Data for this task:
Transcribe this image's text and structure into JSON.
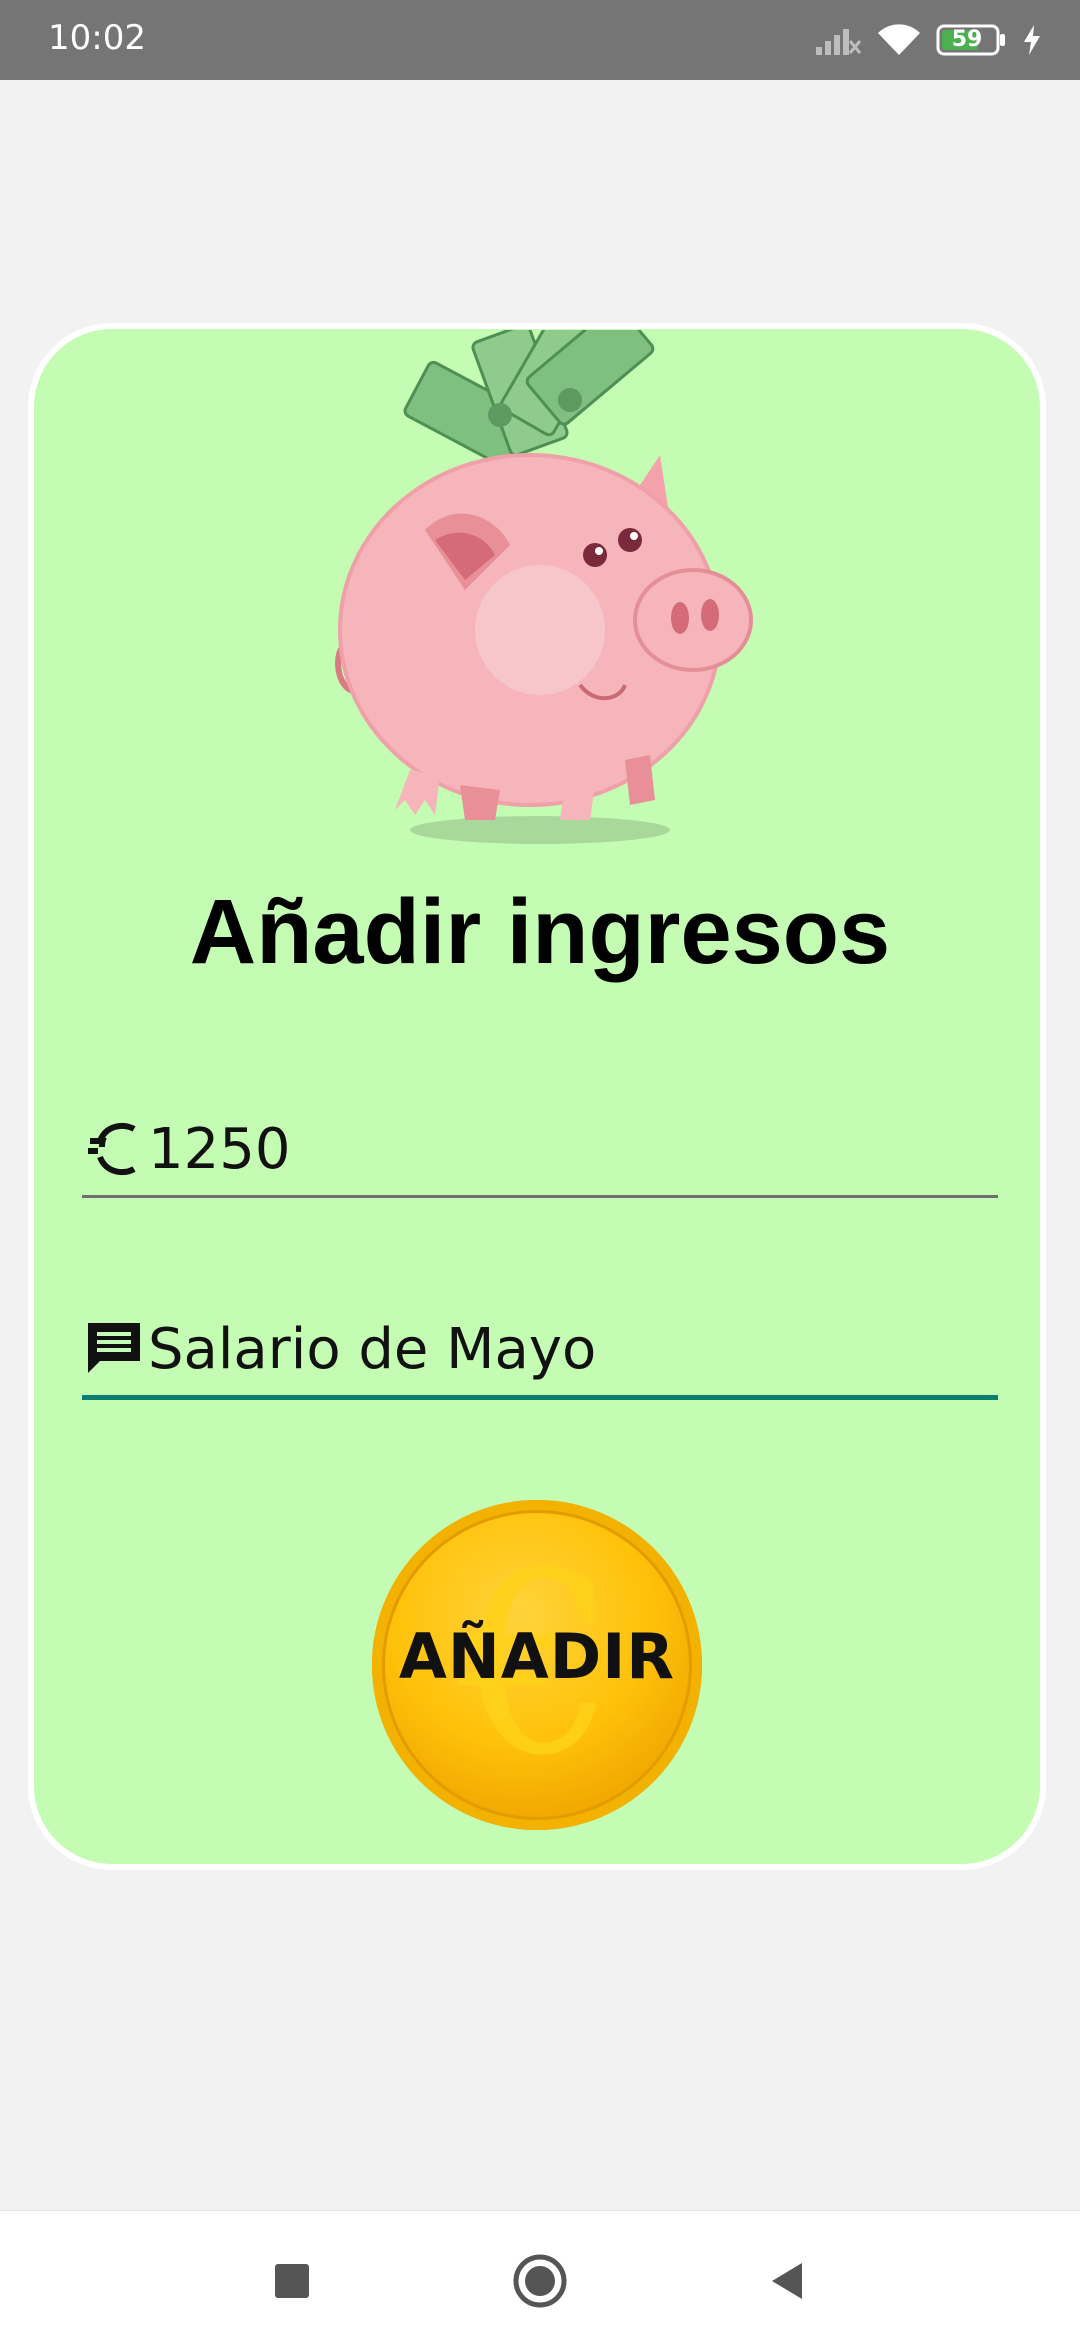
{
  "status_bar": {
    "time": "10:02",
    "battery_level": "59",
    "icons": [
      "signal-icon",
      "wifi-icon",
      "battery-icon",
      "charging-icon"
    ]
  },
  "card": {
    "title": "Añadir ingresos",
    "background_color": "#c4fcb3"
  },
  "form": {
    "amount": {
      "icon": "euro-icon",
      "value": "1250"
    },
    "description": {
      "icon": "message-icon",
      "value": "Salario de Mayo"
    },
    "submit_label": "AÑADIR"
  },
  "nav_bar": {
    "buttons": [
      "recents-button",
      "home-button",
      "back-button"
    ]
  },
  "colors": {
    "accent_underline": "#0a7f70",
    "coin_gold": "#ffc20a"
  }
}
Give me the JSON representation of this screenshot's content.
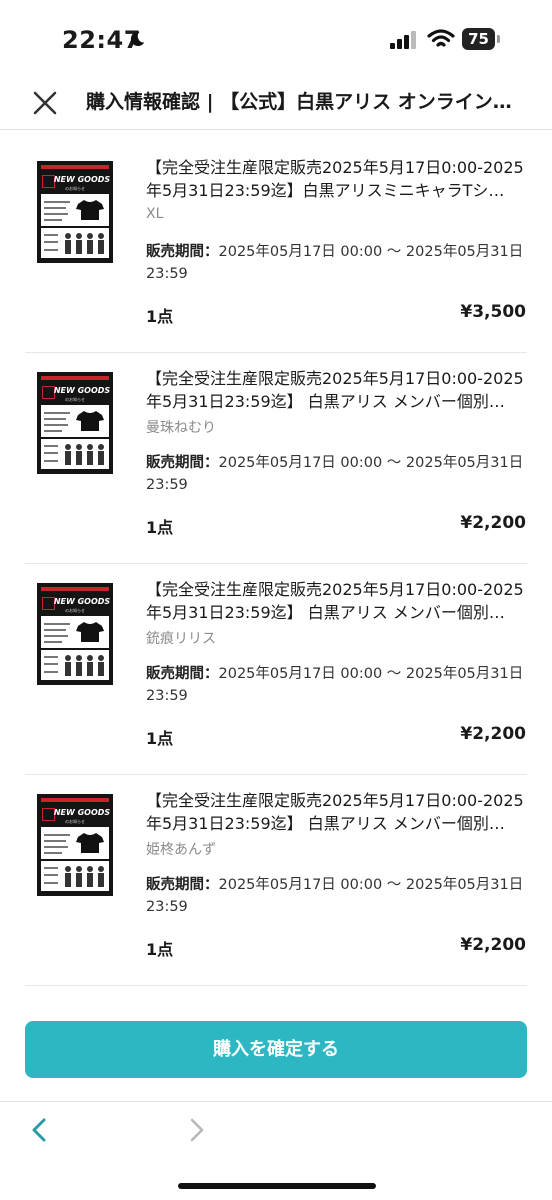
{
  "status_bar": {
    "time": "22:47",
    "battery": "75"
  },
  "header": {
    "title": "購入情報確認 | 【公式】白黒アリス オンライン…"
  },
  "items": [
    {
      "name": "【完全受注生産限定販売2025年5月17日0:00-2025年5月31日23:59迄】白黒アリスミニキャラTシ…",
      "variant": "XL",
      "period_label": "販売期間：",
      "period_value": "2025年05月17日 00:00 〜 2025年05月31日 23:59",
      "qty": "1点",
      "price": "¥3,500"
    },
    {
      "name": "【完全受注生産限定販売2025年5月17日0:00-2025年5月31日23:59迄】 白黒アリス メンバー個別…",
      "variant": "曼珠ねむり",
      "period_label": "販売期間：",
      "period_value": "2025年05月17日 00:00 〜 2025年05月31日 23:59",
      "qty": "1点",
      "price": "¥2,200"
    },
    {
      "name": "【完全受注生産限定販売2025年5月17日0:00-2025年5月31日23:59迄】 白黒アリス メンバー個別…",
      "variant": "銃痕リリス",
      "period_label": "販売期間：",
      "period_value": "2025年05月17日 00:00 〜 2025年05月31日 23:59",
      "qty": "1点",
      "price": "¥2,200"
    },
    {
      "name": "【完全受注生産限定販売2025年5月17日0:00-2025年5月31日23:59迄】 白黒アリス メンバー個別…",
      "variant": "姫柊あんず",
      "period_label": "販売期間：",
      "period_value": "2025年05月17日 00:00 〜 2025年05月31日 23:59",
      "qty": "1点",
      "price": "¥2,200"
    }
  ],
  "thumbnail": {
    "heading": "NEW GOODS",
    "subheading": "のお知らせ"
  },
  "confirm_button": {
    "label": "購入を確定する"
  },
  "colors": {
    "accent": "#2db7c2",
    "brand_red": "#c8252a"
  },
  "icons": {
    "close": "close-icon",
    "back": "chevron-left-icon",
    "forward": "chevron-right-icon"
  }
}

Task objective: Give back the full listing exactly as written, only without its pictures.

Exercise answer:
Transcribe this image's text and structure into JSON.
{
  "status_bar": {
    "time": "10:02",
    "battery_level": "59",
    "icons": [
      "signal-icon",
      "wifi-icon",
      "battery-icon",
      "charging-icon"
    ]
  },
  "card": {
    "title": "Añadir ingresos",
    "background_color": "#c4fcb3"
  },
  "form": {
    "amount": {
      "icon": "euro-icon",
      "value": "1250"
    },
    "description": {
      "icon": "message-icon",
      "value": "Salario de Mayo"
    },
    "submit_label": "AÑADIR"
  },
  "nav_bar": {
    "buttons": [
      "recents-button",
      "home-button",
      "back-button"
    ]
  },
  "colors": {
    "accent_underline": "#0a7f70",
    "coin_gold": "#ffc20a"
  }
}
Give me the JSON representation of this screenshot's content.
{
  "status_bar": {
    "time": "22:47",
    "battery": "75"
  },
  "header": {
    "title": "購入情報確認 | 【公式】白黒アリス オンライン…"
  },
  "items": [
    {
      "name": "【完全受注生産限定販売2025年5月17日0:00-2025年5月31日23:59迄】白黒アリスミニキャラTシ…",
      "variant": "XL",
      "period_label": "販売期間：",
      "period_value": "2025年05月17日 00:00 〜 2025年05月31日 23:59",
      "qty": "1点",
      "price": "¥3,500"
    },
    {
      "name": "【完全受注生産限定販売2025年5月17日0:00-2025年5月31日23:59迄】 白黒アリス メンバー個別…",
      "variant": "曼珠ねむり",
      "period_label": "販売期間：",
      "period_value": "2025年05月17日 00:00 〜 2025年05月31日 23:59",
      "qty": "1点",
      "price": "¥2,200"
    },
    {
      "name": "【完全受注生産限定販売2025年5月17日0:00-2025年5月31日23:59迄】 白黒アリス メンバー個別…",
      "variant": "銃痕リリス",
      "period_label": "販売期間：",
      "period_value": "2025年05月17日 00:00 〜 2025年05月31日 23:59",
      "qty": "1点",
      "price": "¥2,200"
    },
    {
      "name": "【完全受注生産限定販売2025年5月17日0:00-2025年5月31日23:59迄】 白黒アリス メンバー個別…",
      "variant": "姫柊あんず",
      "period_label": "販売期間：",
      "period_value": "2025年05月17日 00:00 〜 2025年05月31日 23:59",
      "qty": "1点",
      "price": "¥2,200"
    }
  ],
  "thumbnail": {
    "heading": "NEW GOODS",
    "subheading": "のお知らせ"
  },
  "confirm_button": {
    "label": "購入を確定する"
  },
  "colors": {
    "accent": "#2db7c2",
    "brand_red": "#c8252a"
  },
  "icons": {
    "close": "close-icon",
    "back": "chevron-left-icon",
    "forward": "chevron-right-icon"
  }
}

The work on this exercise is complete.